### PROVIDED RECORDS

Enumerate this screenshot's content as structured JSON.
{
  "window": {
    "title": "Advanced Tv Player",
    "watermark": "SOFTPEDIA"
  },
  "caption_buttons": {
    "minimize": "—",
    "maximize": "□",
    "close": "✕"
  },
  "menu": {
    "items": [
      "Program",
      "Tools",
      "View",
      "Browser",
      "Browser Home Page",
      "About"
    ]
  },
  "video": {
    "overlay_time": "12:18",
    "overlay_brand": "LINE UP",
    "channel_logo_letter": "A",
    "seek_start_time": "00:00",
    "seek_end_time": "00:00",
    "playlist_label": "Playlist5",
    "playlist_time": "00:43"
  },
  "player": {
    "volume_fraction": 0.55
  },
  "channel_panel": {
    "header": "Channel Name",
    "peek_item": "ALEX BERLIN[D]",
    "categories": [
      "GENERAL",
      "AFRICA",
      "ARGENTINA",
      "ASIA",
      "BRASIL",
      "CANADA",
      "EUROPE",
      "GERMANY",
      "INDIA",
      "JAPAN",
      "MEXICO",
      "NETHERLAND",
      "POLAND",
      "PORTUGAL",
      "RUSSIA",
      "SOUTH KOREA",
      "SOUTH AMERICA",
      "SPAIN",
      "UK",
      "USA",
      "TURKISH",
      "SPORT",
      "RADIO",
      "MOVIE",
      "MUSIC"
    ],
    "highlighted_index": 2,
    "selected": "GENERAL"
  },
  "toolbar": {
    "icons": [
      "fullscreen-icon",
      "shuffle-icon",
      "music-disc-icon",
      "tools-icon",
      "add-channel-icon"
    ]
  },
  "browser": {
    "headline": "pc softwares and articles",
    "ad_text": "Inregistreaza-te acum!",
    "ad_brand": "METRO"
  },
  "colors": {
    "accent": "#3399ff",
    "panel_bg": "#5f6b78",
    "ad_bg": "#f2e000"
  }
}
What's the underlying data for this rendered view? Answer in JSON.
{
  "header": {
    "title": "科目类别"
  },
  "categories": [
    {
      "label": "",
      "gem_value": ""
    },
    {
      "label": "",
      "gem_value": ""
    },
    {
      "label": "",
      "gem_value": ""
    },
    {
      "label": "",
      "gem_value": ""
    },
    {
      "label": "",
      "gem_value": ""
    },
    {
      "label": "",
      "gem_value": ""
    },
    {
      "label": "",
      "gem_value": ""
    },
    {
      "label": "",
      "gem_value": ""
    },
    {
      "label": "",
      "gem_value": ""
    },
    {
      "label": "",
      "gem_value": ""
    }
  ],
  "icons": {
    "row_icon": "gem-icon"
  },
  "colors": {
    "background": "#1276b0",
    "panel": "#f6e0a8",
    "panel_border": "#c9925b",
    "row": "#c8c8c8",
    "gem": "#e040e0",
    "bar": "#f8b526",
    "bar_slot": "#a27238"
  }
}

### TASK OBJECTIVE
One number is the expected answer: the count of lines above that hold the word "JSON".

### ANSWER BOX
2